He called himself the BTK serial killer. It stood for “bind, torture, kill.” And he taunted Wichita, Kansas, law enforcement for more than two decades until his ego and computer forensics brought him down.
The BTK arrest in 2005 and the killer’s eventual sentencing to 10 consecutive life sentences is considered the most famous criminal case ever solved by computer forensics.
As time passes and technology becomes more sophisticated, law enforcement’s and the legal community’s reliance on computer forensics continues to expand. Not only are computer audits and investigations used to crack criminal cases, they are being used by companies to investigate disputes involving violations of company policies, financial and intellectual property thefts, security breaches and more.
The famous BTK case demonstrates the power and effectiveness of adding computer experts to investigative teams.
The BTK killings began in 1974, with the brutal murders of Joseph, 38, and Julie, 33, Otero and two of their children by suffocation, strangulation and hanging. A few months later, Kathryn Bright, 21, was fatally stabbed 11 times. After a gap of three years, Shirley Vian, 24, and Nancy Fox, 25, were found strangled in separate murders.
After another four years, Marine Hedge, 53, was strangled in 1985 and Vicki Wegerle, 28, died a similar death in 1986. BTK then went quiet, not killing again until Dolores Davis, 62, was found strangled in 1991.
Throughout the years of killing, BTK taunted law enforcement, seeking recognition and notoriety through notes hidden in boxes, library books and even newspaper classified ads. After a vicious yearslong murderous spree, from 1974 to 1991, BTK went quiet again.
It wasn’t until 2004, when a newspaper story speculated that BTK was dead, that the killer contacted law enforcement officers. That communications and the computer technology the killer used brought BTK down.
In March 2004, The Wichita Eagle received a letter from a man claiming to have murdered Wegerle. Enclosed were crime scene photographs and items. Before the letter arrived, BTK only had been suspected of killing Wegerle because investigators were unable to match DNA found under the woman’s nails to a suspect.
Another letter was sent to a Wichita television station with more clues and a box was found on a street corner containing a graphic description of the Otero murders. And in July, a package containing more evidence was dropped into the return slot of the downtown public library. By October, an envelope was dropped into a UPS box containing a poem threatening the case’s lead investigator. And in December, police received another package from BTK containing a copy of victim Fox’s driver’s license.
In January 2005, BTK attempted to leave a cereal box containing more crime details in a pickup truck parked at the Home Depot in Wichita.
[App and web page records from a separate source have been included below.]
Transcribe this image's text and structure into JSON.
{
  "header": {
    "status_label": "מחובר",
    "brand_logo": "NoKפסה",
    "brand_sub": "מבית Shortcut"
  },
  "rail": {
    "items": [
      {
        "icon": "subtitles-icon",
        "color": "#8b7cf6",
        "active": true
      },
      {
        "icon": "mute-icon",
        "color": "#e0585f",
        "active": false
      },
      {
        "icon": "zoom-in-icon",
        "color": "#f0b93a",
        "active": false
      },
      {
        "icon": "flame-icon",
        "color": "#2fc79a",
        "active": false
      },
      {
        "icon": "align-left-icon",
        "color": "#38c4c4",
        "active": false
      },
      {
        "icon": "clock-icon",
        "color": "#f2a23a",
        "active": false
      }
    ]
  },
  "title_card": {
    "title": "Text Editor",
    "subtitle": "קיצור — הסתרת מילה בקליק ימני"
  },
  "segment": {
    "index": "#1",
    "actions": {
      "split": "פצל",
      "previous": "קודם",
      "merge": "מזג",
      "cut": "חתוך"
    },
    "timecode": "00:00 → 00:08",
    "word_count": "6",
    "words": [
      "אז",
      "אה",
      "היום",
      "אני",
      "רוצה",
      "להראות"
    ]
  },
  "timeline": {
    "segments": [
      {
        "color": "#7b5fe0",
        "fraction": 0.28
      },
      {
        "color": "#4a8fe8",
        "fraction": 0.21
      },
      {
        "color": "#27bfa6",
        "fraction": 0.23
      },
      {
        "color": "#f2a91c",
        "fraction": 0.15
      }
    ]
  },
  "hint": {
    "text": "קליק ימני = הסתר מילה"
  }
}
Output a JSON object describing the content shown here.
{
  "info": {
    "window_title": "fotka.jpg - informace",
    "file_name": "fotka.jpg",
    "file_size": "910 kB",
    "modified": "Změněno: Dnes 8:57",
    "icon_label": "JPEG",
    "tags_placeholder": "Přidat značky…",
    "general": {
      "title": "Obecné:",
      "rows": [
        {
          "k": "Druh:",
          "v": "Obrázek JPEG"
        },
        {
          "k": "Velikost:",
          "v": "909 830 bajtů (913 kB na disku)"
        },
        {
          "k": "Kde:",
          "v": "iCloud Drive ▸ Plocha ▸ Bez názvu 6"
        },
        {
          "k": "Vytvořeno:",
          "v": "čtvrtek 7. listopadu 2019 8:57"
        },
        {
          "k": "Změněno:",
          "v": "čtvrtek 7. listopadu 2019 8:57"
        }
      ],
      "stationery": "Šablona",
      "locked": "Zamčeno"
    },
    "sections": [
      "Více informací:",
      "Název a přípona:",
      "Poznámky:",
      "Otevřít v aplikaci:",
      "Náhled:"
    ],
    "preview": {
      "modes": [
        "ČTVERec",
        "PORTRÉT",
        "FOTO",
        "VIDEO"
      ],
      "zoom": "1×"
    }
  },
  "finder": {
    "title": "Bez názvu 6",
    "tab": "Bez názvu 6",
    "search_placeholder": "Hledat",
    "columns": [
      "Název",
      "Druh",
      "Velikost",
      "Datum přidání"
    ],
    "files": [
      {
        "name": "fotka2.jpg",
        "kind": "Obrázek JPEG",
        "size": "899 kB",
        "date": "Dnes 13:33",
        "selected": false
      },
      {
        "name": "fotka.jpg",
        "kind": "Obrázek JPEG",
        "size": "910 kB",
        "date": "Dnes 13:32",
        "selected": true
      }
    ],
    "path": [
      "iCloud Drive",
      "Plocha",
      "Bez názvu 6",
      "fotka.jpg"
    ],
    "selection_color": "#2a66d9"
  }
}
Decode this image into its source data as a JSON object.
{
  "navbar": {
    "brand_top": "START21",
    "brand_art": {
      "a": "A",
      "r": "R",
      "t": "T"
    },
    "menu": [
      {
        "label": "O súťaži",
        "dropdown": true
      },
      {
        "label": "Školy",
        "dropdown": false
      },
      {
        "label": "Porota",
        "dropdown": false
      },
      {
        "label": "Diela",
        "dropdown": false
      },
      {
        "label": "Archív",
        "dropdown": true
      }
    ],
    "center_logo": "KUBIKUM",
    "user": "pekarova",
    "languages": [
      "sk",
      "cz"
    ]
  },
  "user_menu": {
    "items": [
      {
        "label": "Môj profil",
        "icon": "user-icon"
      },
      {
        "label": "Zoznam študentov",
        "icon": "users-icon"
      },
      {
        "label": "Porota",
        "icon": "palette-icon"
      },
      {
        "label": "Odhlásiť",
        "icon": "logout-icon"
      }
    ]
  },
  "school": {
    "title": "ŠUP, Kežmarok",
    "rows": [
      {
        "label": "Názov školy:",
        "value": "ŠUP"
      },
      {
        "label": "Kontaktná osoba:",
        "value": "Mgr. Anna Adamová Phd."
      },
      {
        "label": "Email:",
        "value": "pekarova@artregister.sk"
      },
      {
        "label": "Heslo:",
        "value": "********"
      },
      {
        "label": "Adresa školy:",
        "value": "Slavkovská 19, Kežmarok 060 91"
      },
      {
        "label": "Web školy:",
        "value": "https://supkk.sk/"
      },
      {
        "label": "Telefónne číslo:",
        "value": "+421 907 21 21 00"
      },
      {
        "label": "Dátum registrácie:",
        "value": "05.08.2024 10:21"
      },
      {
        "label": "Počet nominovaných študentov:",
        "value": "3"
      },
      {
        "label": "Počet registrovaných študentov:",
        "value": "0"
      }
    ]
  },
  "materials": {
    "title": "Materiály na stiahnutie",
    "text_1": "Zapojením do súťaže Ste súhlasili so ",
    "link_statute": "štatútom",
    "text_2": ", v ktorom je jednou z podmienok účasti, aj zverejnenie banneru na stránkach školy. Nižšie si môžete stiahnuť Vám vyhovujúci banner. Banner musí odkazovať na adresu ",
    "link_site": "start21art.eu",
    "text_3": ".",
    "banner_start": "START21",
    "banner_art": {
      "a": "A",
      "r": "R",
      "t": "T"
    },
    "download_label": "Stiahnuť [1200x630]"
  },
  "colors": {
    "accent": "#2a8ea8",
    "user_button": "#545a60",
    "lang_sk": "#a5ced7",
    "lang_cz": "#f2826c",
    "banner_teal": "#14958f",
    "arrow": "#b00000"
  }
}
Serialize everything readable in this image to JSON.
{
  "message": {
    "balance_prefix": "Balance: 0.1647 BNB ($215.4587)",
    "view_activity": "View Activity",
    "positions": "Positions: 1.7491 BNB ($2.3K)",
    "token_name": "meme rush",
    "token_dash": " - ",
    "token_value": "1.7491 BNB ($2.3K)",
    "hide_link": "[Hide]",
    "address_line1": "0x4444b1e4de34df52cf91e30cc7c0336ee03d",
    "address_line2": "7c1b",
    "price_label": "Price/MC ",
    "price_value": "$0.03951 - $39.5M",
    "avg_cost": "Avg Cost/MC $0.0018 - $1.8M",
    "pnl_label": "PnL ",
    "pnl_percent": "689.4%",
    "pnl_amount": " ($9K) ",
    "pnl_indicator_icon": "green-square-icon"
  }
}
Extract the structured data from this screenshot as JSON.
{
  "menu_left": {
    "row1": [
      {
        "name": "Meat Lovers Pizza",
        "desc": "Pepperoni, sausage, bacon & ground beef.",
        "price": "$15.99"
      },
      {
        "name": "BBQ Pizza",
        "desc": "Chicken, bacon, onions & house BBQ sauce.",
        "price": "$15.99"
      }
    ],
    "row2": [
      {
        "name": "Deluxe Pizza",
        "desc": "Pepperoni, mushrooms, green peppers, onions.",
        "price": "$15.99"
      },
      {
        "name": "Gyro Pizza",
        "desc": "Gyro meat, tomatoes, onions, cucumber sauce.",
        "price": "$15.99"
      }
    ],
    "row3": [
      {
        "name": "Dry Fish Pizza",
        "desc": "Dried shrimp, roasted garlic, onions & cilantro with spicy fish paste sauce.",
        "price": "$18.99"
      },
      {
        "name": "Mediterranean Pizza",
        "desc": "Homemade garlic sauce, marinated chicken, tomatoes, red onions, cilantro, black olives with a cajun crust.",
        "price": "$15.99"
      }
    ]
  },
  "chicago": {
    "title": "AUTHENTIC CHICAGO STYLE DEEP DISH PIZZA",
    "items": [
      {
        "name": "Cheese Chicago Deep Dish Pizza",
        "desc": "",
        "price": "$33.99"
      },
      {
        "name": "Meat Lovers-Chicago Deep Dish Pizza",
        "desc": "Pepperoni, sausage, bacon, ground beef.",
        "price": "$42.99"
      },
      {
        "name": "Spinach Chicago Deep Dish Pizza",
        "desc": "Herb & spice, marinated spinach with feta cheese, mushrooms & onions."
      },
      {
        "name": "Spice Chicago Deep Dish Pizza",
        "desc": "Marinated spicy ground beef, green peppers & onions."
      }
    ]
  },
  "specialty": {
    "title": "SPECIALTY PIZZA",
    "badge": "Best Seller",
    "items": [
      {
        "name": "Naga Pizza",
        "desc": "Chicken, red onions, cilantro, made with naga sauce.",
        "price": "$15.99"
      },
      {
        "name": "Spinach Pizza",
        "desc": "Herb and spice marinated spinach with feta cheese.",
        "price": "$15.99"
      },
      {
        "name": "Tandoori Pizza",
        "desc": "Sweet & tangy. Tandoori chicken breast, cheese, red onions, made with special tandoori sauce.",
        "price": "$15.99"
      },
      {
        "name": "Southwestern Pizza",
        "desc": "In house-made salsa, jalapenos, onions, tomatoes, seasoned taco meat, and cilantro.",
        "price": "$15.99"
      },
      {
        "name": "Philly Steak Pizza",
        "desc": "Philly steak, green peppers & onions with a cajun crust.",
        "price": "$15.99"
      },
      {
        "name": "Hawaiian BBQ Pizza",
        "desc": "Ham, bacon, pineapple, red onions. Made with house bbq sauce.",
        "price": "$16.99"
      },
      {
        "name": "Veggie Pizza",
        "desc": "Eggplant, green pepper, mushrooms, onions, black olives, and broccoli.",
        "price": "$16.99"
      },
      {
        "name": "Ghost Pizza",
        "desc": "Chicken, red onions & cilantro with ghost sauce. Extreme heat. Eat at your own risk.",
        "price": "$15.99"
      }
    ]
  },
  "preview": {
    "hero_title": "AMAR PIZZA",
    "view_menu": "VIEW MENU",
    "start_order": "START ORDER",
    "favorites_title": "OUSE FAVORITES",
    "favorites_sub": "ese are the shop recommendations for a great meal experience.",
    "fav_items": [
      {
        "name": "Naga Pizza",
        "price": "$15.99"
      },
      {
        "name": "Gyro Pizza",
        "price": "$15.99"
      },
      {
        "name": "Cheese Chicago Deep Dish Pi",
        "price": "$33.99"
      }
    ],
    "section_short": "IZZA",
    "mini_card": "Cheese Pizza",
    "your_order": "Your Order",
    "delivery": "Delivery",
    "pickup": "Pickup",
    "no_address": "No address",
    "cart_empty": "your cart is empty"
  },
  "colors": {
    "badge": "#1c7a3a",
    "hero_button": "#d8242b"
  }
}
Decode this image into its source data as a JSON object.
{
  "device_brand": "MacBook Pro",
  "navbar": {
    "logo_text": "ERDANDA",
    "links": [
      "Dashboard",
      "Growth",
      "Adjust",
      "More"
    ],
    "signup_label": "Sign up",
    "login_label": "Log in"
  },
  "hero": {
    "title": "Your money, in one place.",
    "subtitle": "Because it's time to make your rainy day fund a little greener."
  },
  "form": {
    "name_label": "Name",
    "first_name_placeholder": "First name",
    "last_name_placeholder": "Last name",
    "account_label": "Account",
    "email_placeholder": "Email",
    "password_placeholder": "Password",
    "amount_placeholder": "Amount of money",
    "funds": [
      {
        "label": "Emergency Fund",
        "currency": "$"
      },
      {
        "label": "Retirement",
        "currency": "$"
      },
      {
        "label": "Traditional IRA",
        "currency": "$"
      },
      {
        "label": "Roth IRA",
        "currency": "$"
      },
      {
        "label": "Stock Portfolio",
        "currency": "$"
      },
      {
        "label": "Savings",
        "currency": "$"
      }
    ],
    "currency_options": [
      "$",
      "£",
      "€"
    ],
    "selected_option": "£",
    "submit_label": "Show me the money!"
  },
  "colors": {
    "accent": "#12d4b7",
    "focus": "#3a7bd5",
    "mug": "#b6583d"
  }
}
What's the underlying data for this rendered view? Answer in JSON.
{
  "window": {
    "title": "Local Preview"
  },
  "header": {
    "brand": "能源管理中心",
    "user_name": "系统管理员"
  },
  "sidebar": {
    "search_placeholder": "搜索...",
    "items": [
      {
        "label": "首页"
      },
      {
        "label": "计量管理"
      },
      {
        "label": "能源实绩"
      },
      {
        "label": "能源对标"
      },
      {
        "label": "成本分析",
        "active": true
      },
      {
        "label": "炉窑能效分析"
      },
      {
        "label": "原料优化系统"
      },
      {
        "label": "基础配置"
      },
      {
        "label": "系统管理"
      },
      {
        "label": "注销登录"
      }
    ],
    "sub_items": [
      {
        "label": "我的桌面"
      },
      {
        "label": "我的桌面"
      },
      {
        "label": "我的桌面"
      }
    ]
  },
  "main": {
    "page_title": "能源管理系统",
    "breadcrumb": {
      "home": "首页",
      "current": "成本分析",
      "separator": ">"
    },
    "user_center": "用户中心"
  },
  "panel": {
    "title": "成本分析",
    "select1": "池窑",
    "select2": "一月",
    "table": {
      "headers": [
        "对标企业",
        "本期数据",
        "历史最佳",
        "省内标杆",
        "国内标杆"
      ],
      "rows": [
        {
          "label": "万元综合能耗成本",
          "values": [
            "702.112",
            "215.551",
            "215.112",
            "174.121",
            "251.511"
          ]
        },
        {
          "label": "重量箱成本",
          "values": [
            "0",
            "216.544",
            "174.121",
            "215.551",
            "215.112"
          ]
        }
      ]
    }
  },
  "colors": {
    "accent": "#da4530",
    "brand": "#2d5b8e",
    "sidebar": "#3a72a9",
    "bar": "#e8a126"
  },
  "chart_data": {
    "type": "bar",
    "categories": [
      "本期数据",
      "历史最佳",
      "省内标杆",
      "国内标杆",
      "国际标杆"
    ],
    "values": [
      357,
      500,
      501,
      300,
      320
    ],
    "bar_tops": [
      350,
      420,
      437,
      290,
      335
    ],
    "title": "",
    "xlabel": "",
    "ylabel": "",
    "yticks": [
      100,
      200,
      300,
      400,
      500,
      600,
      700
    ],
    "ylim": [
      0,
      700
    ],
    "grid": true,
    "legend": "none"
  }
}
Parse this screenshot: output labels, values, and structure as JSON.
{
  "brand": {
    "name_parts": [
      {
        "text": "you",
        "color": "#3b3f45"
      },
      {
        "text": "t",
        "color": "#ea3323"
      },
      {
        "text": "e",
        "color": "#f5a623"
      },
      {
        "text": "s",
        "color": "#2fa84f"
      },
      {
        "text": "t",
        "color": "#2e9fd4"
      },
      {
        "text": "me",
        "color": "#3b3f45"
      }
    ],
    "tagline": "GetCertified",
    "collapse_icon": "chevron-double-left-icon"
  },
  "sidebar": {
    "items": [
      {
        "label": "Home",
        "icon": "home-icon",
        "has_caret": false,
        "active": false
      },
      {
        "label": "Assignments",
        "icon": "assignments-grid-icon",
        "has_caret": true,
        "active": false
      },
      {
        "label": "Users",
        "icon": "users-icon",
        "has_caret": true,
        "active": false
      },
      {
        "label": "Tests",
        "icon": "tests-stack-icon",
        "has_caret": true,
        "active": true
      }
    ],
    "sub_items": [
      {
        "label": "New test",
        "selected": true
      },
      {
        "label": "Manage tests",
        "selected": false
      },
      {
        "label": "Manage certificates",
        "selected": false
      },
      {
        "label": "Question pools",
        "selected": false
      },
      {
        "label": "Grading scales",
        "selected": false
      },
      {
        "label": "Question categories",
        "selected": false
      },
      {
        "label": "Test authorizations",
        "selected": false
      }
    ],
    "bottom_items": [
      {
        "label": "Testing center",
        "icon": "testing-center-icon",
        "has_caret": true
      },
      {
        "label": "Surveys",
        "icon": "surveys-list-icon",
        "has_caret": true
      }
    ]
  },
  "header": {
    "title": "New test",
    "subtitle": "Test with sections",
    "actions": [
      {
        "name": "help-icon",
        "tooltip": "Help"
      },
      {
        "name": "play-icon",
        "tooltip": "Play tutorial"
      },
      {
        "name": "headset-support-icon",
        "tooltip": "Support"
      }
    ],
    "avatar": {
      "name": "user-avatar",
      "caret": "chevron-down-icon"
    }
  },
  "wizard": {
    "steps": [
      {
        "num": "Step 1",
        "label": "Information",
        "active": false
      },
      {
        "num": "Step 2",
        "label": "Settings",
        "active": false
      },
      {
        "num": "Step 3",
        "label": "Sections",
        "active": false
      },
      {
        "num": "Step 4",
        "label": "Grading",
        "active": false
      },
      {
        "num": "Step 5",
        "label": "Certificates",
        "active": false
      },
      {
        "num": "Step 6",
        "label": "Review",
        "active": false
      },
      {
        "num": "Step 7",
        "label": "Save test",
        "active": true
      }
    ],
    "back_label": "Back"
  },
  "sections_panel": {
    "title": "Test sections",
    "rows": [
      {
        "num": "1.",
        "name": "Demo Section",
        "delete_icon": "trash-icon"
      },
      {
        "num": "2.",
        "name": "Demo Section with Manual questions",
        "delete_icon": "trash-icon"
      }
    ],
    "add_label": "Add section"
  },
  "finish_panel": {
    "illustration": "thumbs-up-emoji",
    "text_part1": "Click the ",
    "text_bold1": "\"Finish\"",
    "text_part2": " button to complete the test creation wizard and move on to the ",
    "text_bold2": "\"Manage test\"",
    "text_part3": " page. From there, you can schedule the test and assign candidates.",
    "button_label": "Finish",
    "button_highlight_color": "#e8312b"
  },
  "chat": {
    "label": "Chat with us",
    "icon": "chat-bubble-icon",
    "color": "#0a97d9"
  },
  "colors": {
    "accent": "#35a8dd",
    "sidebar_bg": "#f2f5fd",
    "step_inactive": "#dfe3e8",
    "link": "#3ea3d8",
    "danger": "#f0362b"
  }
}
But thinking it was a joke, the vehicle’s owner tossed the box into a dumpster.
Hearing nothing about his January clue-drop, BTK contacted investigators, who scrambled to Home Depot, where they found the box, as well as surveillance tapes showing a man driving a black Jeep Cherokee tossing an item into a truck. Within the month, BTK sent more letters and a message written on a computer floppy disk.
Although BTK had scrubbed old documents from the floppy disk, forensic computer investigators found buried “metadata” identifying Christ Lutheran Church and “Dennis” being the last user. An internet search revealed Dennis Rader was president of the church council.
Further investigation revealed Rader drove a black Jeep Cherokee. And through medical treatment Rader’s daughter had received at a university, a DNA familial match was established with Wegerle’s DNA sample.
Rader, the married father of two, an Air Force veteran, a college graduate, who majored in criminal justice, and a code enforcement officer for nearby Park City, was arrested. He admitted committing the murders and told investigators he would have killed more people, but his intended victims “got lucky.” At the time of his arrest, he was planning another murder.
The lesson learned from the infamous BTK case is that a criminal’s effort to hide a “digital trail” is no match against the skills of a trained forensic computer sleuth.
Alphonso Rivera is the founder and CEO of Advanced Micro Resource Digital Forensics, a Bakersfield-based digital forensic company that specializes in digital audits involving cell phone and computer evidence for attorneys, private investigators, human resources consultants and companies.